When Max Fields was invited to curate this year’s Ten Tiny Dances for CounterCurrent, the annual contemporary art and performance festival put on by the University of Houston’s Cynthia Woods Mitchell Center for the Arts, he knew he wanted to take it in a different direction from the previous years’ showcases of contemporary choreographers’ work.
“I don’t have training in formal dance. I don’t have the experience to curate a program that would be more formal,” he says. “I don’t have the eye for it.”
“We’re definitely saving a place on the dance floor for everyone.”
He did, however, have a relationship with musicians and the performances that take place in dance clubs. He knew Karen Farber, executive director of the Mitchell Center, had an interest in social dance. From there, Ten Tiny Dances: Nightlife was born, to be presented at Rich’s Houston nightclub on April 9.
It was a different sort of curatorial process. Whereas stage dancers and choreographers are used to communicating via email and writing proposals and applications for festivals, the performers Fields was after communicated via text message and with much less formality. As someone from the contemporary-art world, he knew his first task was to build trust with these performers who worked in a whole other realm.
“People who dance in clubs don’t need the validation of the art world to make their work,” he explains. “They don’t need to be on a stage or in a museum. Everyone who is participating in this project had to create space for themselves in this world and for their expression.” These performers have made their own spaces in dive bars and warehouses. Finding them and starting the conversations with them required networking and word-of-mouth more than putting out calls for performers in art circles. “It’s been meeting people through people and getting vetted. ‘Is he cool?
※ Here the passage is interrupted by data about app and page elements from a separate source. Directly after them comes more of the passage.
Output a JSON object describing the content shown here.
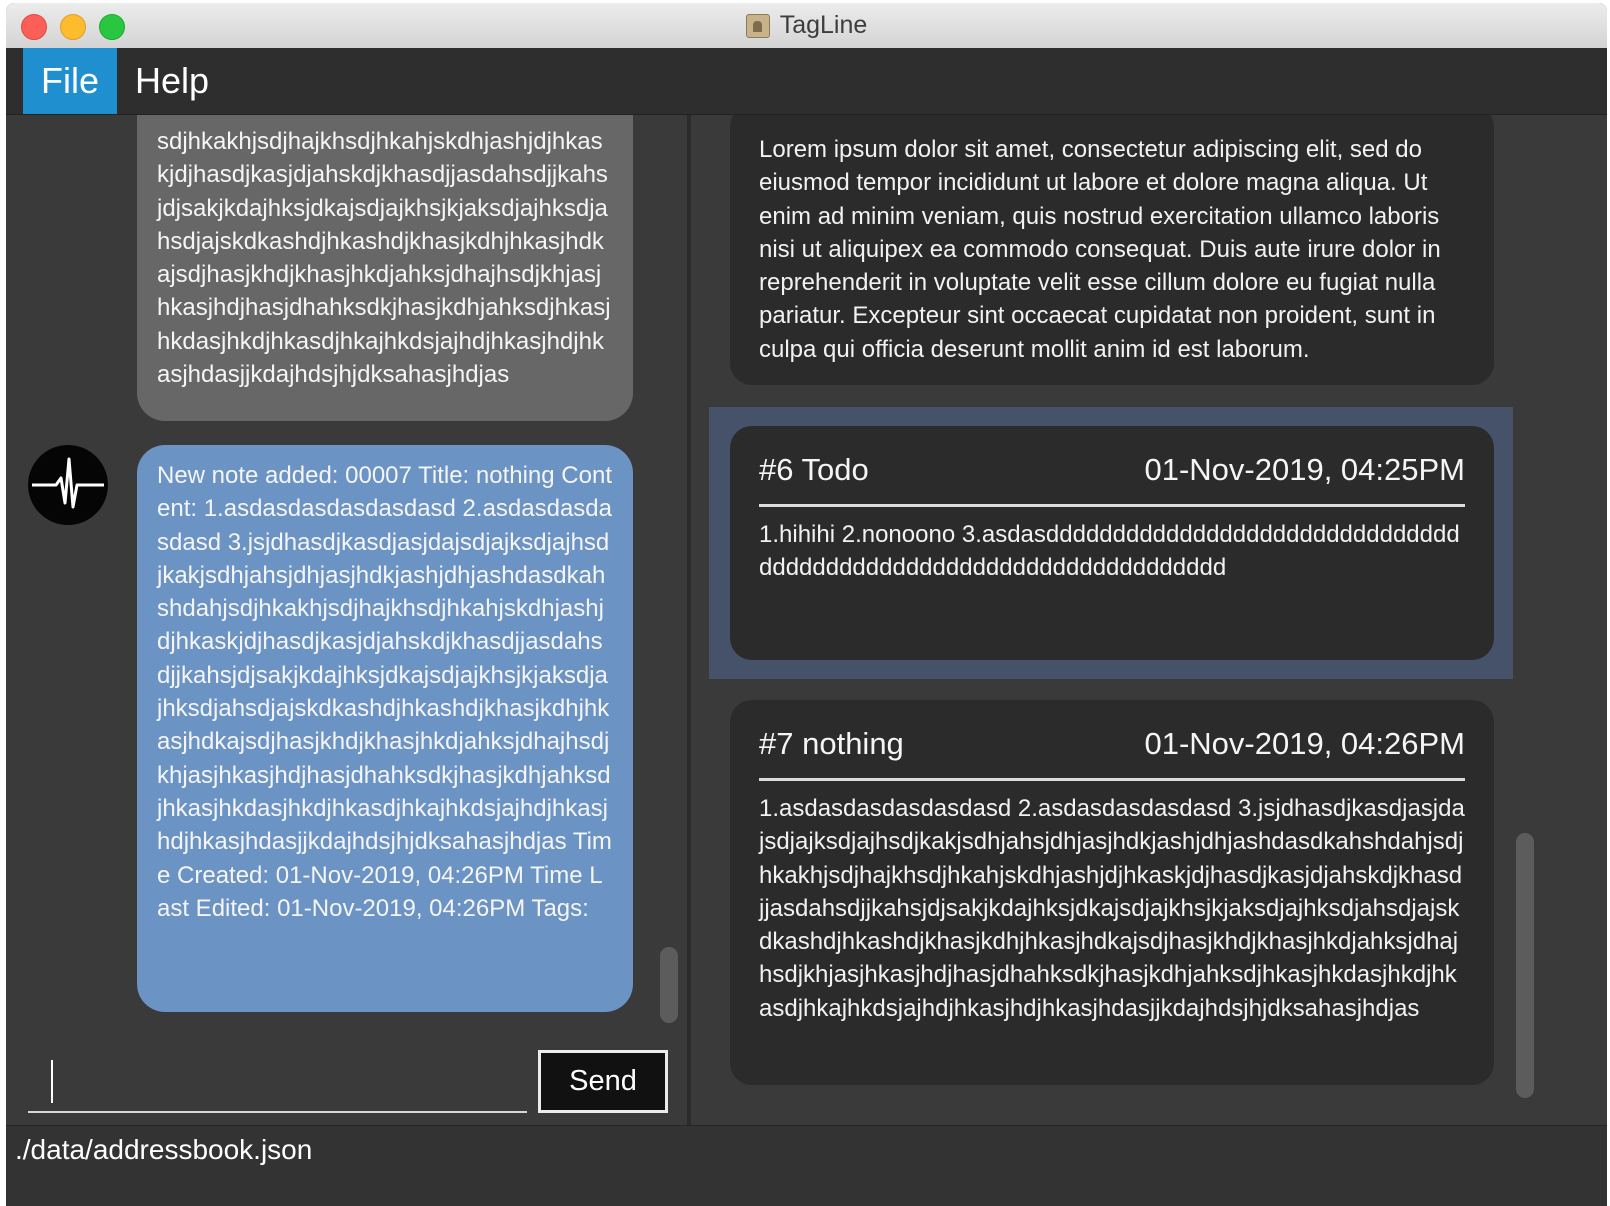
{
  "window": {
    "title": "TagLine"
  },
  "menu": {
    "file": "File",
    "help": "Help"
  },
  "chat": {
    "previous_message": "sdjhkakhjsdjhajkhsdjhkahjskdhjashjdjhkaskjdjhasdjkasjdjahskdjkhasdjjasdahsdjjkahsjdjsakjkdajhksjdkajsdjajkhsjkjaksdjajhksdjahsdjajskdkashdjhkashdjkhasjkdhjhkasjhdkajsdjhasjkhdjkhasjhkdjahksjdhajhsdjkhjasjhkasjhdjhasjdhahksdkjhasjkdhjahksdjhkasjhkdasjhkdjhkasdjhkajhkdsjajhdjhkasjhdjhkasjhdasjjkdajhdsjhjdksahasjhdjas",
    "latest_message": "New note added: 00007 Title: nothing Content: 1.asdasdasdasdasdasd 2.asdasdasdasdasd 3.jsjdhasdjkasdjasjdajsdjajksdjajhsdjkakjsdhjahsjdhjasjhdkjashjdhjashdasdkahshdahjsdjhkakhjsdjhajkhsdjhkahjskdhjashjdjhkaskjdjhasdjkasjdjahskdjkhasdjjasdahsdjjkahsjdjsakjkdajhksjdkajsdjajkhsjkjaksdjajhksdjahsdjajskdkashdjhkashdjkhasjkdhjhkasjhdkajsdjhasjkhdjkhasjhkdjahksjdhajhsdjkhjasjhkasjhdjhasjdhahksdkjhasjkdhjahksdjhkasjhkdasjhkdjhkasdjhkajhkdsjajhdjhkasjhdjhkasjhdasjjkdajhdsjhjdksahasjhdjas Time Created: 01-Nov-2019, 04:26PM Time Last Edited: 01-Nov-2019, 04:26PM Tags:",
    "input_value": "",
    "send_label": "Send"
  },
  "notes": {
    "previous_content": "Lorem ipsum dolor sit amet, consectetur adipiscing elit, sed do eiusmod tempor incididunt ut labore et dolore magna aliqua. Ut enim ad minim veniam, quis nostrud exercitation ullamco laboris nisi ut aliquipex ea commodo consequat. Duis aute irure dolor in reprehenderit in voluptate velit esse cillum dolore eu fugiat nulla pariatur. Excepteur sint occaecat cupidatat non proident, sunt in culpa qui officia deserunt mollit anim id est laborum.",
    "items": [
      {
        "title": "#6 Todo",
        "date": "01-Nov-2019, 04:25PM",
        "content": "1.hihihi 2.nonoono 3.asdasdddddddddddddddddddddddddddddddddddddddddddddddddddddddddddddddddd",
        "selected": true
      },
      {
        "title": "#7 nothing",
        "date": "01-Nov-2019, 04:26PM",
        "content": "1.asdasdasdasdasdasd 2.asdasdasdasdasd 3.jsjdhasdjkasdjasjdajsdjajksdjajhsdjkakjsdhjahsjdhjasjhdkjashjdhjashdasdkahshdahjsdjhkakhjsdjhajkhsdjhkahjskdhjashjdjhkaskjdjhasdjkasjdjahskdjkhasdjjasdahsdjjkahsjdjsakjkdajhksjdkajsdjajkhsjkjaksdjajhksdjahsdjajskdkashdjhkashdjkhasjkdhjhkasjhdkajsdjhasjkhdjkhasjhkdjahksjdhajhsdjkhjasjhkasjhdjhasjdhahksdkjhasjkdhjahksdjhkasjhkdasjhkdjhkasdjhkajhkdsjajhdjhkasjhdjhkasjhdasjjkdajhdsjhjdksahasjhdjas",
        "selected": false
      }
    ]
  },
  "status": {
    "file_path": "./data/addressbook.json"
  },
  "colors": {
    "menu_active": "#1f8fcf",
    "bubble_bot": "#6b93c4",
    "bubble_old": "#676767",
    "selected_note": "#45526a"
  }
}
Is he okay? Can I trust this person?’”
Fields is proud of the program he’s assembled. “The lineup is not comprised of people just from Texas or Houston” he says. “The lineup includes dancers, club icons, deejays, and more formal artists whose work is informed by nightlife and club culture.” He wanted to have these different types of performers rub up against each other because they each approach their work from different angles. “I’m really interested in the gesture as an archive. I’m interested in how the flick of the wrist is performed over and over, and each time it’s performed by a different person, that history is embedded within that move. Artists look at that one way, deejays look at it another way, club kids look at it a completely different way.” Fields continues. “But they all think about it. Everyone is thinking about how their culture is transmitted through gesture, through dance, through movement.”
By way of introducing the lineup, Fields focused on three performers or groups—one from Houston, another from Texas at large, and one who is a more traditional artist engaged with the art world.
From Houston is Neon Mavericks, a competition dance group based at the country and western club Neon Boots Dancehall & Saloon in northwest Houston. They’re going to present a choreographed history of the famous dance hall that once featured Willie Nelson and Patsy Cline. Their performance will showcase the evolution of the club into a modern-day center of LGBTQ country and Tejano culture.
Hailing from San Antonio is the House of Kenzo, a group that is often associated with voguing and ballroom styles of club performance, but are expanding and creating a distinct vocabulary of its own. They’re pulling from influences as varied as ChicanX, blues, and deejay cultures, as well as styles they’ve picked up from traveling to other cities. “It’s very queer,” Fields says. “I have a hard time trying to pin them down, to hold their identity to a single word.”
Working within the more traditional art world is Devin Kenny, who is currently living in Houston as part of the MFAH’s Glassell School of Art Core Residency Program. Originally from Chicago and educated in New York City and Los Angeles, Kenny’s work explores coded communications found in such cultural artifacts as quilts from the Underground Railroad, graffiti, and Internet memes. For his Ten Tiny Dances performance, he’ll be exploring the juxtaposition of black music and culture’s infiltration into mainstream media against the constant stream of news stories about police brutality directed at black and brown bodies.
These disparate styles (and more) will all be presented at Rich’s Houston, a nightclub with its own long history in the city’s nightlife scene. Again, via connections and networking, Fields was able to secure Rich’s as the site for this year’s Ten Tiny Dances. Following the performances, the audience is invited to stay for a dance party with a set from the Houston dance-pop group Wild Moccasins.
Summing up what he hopes for the evening, Fields says, “This project wouldn’t be successful if people didn’t come out and dance. We’re definitely saving a place on the dance floor for everyone.”
What: Ten Tiny Dances: Nightlife
When: April 9
Where: Rich’s Houston, 2401 San Jacinto